▶ Work order:
The records below should be printed once more, exactly as they appear.

--------------------------------

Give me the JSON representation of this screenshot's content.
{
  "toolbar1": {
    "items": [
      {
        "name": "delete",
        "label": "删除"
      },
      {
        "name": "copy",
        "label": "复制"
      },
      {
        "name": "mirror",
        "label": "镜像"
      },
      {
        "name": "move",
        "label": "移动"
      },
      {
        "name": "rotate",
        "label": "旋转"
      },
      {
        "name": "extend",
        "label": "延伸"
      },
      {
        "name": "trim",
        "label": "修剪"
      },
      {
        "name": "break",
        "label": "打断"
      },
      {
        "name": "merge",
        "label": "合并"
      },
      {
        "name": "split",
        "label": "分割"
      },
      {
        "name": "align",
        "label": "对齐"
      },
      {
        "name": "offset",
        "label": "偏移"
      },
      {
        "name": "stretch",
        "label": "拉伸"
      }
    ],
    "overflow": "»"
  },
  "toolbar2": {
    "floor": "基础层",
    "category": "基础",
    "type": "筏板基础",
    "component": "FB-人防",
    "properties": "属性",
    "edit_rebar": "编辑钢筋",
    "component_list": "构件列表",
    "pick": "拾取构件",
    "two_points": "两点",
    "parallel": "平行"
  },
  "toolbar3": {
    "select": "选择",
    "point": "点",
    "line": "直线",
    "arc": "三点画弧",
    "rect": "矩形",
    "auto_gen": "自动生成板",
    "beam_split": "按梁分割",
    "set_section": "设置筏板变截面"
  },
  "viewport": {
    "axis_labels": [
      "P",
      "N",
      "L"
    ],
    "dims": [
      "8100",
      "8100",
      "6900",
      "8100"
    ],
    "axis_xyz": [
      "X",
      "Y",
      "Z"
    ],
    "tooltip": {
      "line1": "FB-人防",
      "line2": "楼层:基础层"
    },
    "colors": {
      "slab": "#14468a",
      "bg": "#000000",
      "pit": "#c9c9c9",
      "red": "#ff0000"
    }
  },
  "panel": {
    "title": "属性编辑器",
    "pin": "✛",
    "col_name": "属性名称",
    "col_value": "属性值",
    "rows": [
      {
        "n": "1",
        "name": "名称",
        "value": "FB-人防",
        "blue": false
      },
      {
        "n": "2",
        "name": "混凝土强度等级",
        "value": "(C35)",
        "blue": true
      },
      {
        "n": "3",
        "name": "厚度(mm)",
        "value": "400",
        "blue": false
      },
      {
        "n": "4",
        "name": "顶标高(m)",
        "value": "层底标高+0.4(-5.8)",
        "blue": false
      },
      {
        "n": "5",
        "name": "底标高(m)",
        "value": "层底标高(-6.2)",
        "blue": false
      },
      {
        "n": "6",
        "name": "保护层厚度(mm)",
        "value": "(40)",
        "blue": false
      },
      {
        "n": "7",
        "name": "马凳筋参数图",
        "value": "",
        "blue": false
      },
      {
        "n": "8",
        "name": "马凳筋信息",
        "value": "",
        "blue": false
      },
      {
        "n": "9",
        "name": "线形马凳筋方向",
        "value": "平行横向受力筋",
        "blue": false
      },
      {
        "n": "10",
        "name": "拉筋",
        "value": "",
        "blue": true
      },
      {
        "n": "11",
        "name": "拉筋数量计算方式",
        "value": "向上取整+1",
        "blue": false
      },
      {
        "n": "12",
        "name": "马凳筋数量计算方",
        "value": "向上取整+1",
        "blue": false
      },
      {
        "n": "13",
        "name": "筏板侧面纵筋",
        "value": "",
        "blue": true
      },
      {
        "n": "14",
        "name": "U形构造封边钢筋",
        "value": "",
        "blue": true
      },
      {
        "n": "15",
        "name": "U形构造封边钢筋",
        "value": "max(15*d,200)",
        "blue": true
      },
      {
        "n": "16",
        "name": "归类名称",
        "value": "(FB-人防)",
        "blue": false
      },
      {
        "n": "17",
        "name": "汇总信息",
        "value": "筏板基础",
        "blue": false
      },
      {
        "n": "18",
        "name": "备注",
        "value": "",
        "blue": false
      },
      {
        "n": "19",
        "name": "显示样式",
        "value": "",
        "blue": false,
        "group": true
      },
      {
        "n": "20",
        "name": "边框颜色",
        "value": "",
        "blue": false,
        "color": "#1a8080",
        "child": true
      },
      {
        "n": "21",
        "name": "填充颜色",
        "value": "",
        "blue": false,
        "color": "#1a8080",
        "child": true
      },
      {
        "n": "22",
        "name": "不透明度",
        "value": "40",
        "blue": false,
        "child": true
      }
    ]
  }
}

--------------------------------

▶ Result for this task:
Give me the JSON representation of this screenshot's content.
{
  "toolbar1": {
    "items": [
      {
        "name": "delete",
        "label": "删除"
      },
      {
        "name": "copy",
        "label": "复制"
      },
      {
        "name": "mirror",
        "label": "镜像"
      },
      {
        "name": "move",
        "label": "移动"
      },
      {
        "name": "rotate",
        "label": "旋转"
      },
      {
        "name": "extend",
        "label": "延伸"
      },
      {
        "name": "trim",
        "label": "修剪"
      },
      {
        "name": "break",
        "label": "打断"
      },
      {
        "name": "merge",
        "label": "合并"
      },
      {
        "name": "split",
        "label": "分割"
      },
      {
        "name": "align",
        "label": "对齐"
      },
      {
        "name": "offset",
        "label": "偏移"
      },
      {
        "name": "stretch",
        "label": "拉伸"
      }
    ],
    "overflow": "»"
  },
  "toolbar2": {
    "floor": "基础层",
    "category": "基础",
    "type": "筏板基础",
    "component": "FB-人防",
    "properties": "属性",
    "edit_rebar": "编辑钢筋",
    "component_list": "构件列表",
    "pick": "拾取构件",
    "two_points": "两点",
    "parallel": "平行"
  },
  "toolbar3": {
    "select": "选择",
    "point": "点",
    "line": "直线",
    "arc": "三点画弧",
    "rect": "矩形",
    "auto_gen": "自动生成板",
    "beam_split": "按梁分割",
    "set_section": "设置筏板变截面"
  },
  "viewport": {
    "axis_labels": [
      "P",
      "N",
      "L"
    ],
    "dims": [
      "8100",
      "8100",
      "6900",
      "8100"
    ],
    "axis_xyz": [
      "X",
      "Y",
      "Z"
    ],
    "tooltip": {
      "line1": "FB-人防",
      "line2": "楼层:基础层"
    },
    "colors": {
      "slab": "#14468a",
      "bg": "#000000",
      "pit": "#c9c9c9",
      "red": "#ff0000"
    }
  },
  "panel": {
    "title": "属性编辑器",
    "pin": "✛",
    "col_name": "属性名称",
    "col_value": "属性值",
    "rows": [
      {
        "n": "1",
        "name": "名称",
        "value": "FB-人防",
        "blue": false
      },
      {
        "n": "2",
        "name": "混凝土强度等级",
        "value": "(C35)",
        "blue": true
      },
      {
        "n": "3",
        "name": "厚度(mm)",
        "value": "400",
        "blue": false
      },
      {
        "n": "4",
        "name": "顶标高(m)",
        "value": "层底标高+0.4(-5.8)",
        "blue": false
      },
      {
        "n": "5",
        "name": "底标高(m)",
        "value": "层底标高(-6.2)",
        "blue": false
      },
      {
        "n": "6",
        "name": "保护层厚度(mm)",
        "value": "(40)",
        "blue": false
      },
      {
        "n": "7",
        "name": "马凳筋参数图",
        "value": "",
        "blue": false
      },
      {
        "n": "8",
        "name": "马凳筋信息",
        "value": "",
        "blue": false
      },
      {
        "n": "9",
        "name": "线形马凳筋方向",
        "value": "平行横向受力筋",
        "blue": false
      },
      {
        "n": "10",
        "name": "拉筋",
        "value": "",
        "blue": true
      },
      {
        "n": "11",
        "name": "拉筋数量计算方式",
        "value": "向上取整+1",
        "blue": false
      },
      {
        "n": "12",
        "name": "马凳筋数量计算方",
        "value": "向上取整+1",
        "blue": false
      },
      {
        "n": "13",
        "name": "筏板侧面纵筋",
        "value": "",
        "blue": true
      },
      {
        "n": "14",
        "name": "U形构造封边钢筋",
        "value": "",
        "blue": true
      },
      {
        "n": "15",
        "name": "U形构造封边钢筋",
        "value": "max(15*d,200)",
        "blue": true
      },
      {
        "n": "16",
        "name": "归类名称",
        "value": "(FB-人防)",
        "blue": false
      },
      {
        "n": "17",
        "name": "汇总信息",
        "value": "筏板基础",
        "blue": false
      },
      {
        "n": "18",
        "name": "备注",
        "value": "",
        "blue": false
      },
      {
        "n": "19",
        "name": "显示样式",
        "value": "",
        "blue": false,
        "group": true
      },
      {
        "n": "20",
        "name": "边框颜色",
        "value": "",
        "blue": false,
        "color": "#1a8080",
        "child": true
      },
      {
        "n": "21",
        "name": "填充颜色",
        "value": "",
        "blue": false,
        "color": "#1a8080",
        "child": true
      },
      {
        "n": "22",
        "name": "不透明度",
        "value": "40",
        "blue": false,
        "child": true
      }
    ]
  }
}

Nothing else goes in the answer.